Get a spray bottle and fill it with apple cider vinegar. Next, add two heaping tablespoons of Epsom salt and swish it around a bit.
This concoction will kill any plants you spray it on but won’t leave anything behind except for salt.
In fact, apple cider vinegar is a safe cleaner to use on any surface, it’s just that most avoid it because of the smell. Another option is to use lemon, which will leave a better smell.
Moral of the Story
Chemicals are everywhere, but there are things we can do to minimize their impact.
This article explained some key things you need to know about the chemicals in your home to save money, your health, and the environment.
These takeaways are as follows:
- You can only sanitize a clean surface (wash, rinse, sanitize)
- Dilution is the key with chemicals
- Almost all cleaners/detergents you buy at the store contain poisons
- Use ¼ of the recommended usage to save money and reduce your exposure
- A little works good, but a lot doesn’t work any better
- Use apple cider vinegar and Epsom salt as an alternative to Roundup
Do you know what poisons are in your household cleaners?
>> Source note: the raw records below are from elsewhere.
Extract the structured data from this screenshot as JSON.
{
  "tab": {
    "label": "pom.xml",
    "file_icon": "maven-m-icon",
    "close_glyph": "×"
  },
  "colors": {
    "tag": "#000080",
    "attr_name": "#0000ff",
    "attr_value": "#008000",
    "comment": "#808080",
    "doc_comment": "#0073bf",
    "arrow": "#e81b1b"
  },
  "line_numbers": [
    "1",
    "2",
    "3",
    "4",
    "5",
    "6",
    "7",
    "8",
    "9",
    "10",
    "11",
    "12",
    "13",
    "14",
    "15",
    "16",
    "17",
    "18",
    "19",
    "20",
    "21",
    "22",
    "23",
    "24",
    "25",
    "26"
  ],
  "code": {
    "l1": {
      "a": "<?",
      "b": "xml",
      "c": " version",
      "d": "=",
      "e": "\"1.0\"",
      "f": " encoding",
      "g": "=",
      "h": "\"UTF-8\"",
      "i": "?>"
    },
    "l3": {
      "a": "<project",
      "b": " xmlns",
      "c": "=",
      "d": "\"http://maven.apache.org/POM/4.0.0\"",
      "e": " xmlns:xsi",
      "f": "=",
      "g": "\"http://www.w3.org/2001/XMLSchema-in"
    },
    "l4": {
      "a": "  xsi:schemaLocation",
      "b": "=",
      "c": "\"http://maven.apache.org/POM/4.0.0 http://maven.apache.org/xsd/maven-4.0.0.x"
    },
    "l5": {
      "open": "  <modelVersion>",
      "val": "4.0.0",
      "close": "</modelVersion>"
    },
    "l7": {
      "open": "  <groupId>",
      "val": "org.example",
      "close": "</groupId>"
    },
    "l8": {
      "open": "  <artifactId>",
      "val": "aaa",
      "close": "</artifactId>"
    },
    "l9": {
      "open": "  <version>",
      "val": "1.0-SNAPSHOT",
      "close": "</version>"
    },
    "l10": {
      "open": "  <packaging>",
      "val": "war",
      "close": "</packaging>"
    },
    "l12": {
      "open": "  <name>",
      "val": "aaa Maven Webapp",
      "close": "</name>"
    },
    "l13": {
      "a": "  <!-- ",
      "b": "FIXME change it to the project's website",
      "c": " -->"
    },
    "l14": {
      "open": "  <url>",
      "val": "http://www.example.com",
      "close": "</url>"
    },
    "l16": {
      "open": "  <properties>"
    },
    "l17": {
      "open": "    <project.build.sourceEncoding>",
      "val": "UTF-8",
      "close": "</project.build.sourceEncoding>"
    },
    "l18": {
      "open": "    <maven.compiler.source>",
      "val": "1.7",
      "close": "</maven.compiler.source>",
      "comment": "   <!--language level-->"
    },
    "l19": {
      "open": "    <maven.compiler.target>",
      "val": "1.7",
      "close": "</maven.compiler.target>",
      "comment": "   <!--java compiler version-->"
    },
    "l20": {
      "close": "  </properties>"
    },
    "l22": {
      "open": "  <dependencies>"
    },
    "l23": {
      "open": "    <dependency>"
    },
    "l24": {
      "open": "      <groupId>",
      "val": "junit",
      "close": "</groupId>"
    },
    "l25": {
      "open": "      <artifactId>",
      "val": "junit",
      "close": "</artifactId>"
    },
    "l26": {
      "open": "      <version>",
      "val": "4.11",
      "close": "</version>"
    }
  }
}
Remember to use only what is needed to get the cleaning done to save money, your health, and the environment.
Talk about Money Saved!
Tawnya is an elementary special education teacher by day and co-blogger at Money Saved is Money Earned by night.
She holds an Honors BS in Psychology from Oregon State University and an MS in Special Education from Portland State University. She has had a pretty successful writing career, first as a writing tutor at the Oregon State University Writing Center, and in recent years, as a freelance writer.
Tawnya and co-blogger Sebastian have a wealth of knowledge and information about personal finance, retirement, student loans, credit cards, and many other financial topics. They teach people how to save money, make money, and understand money.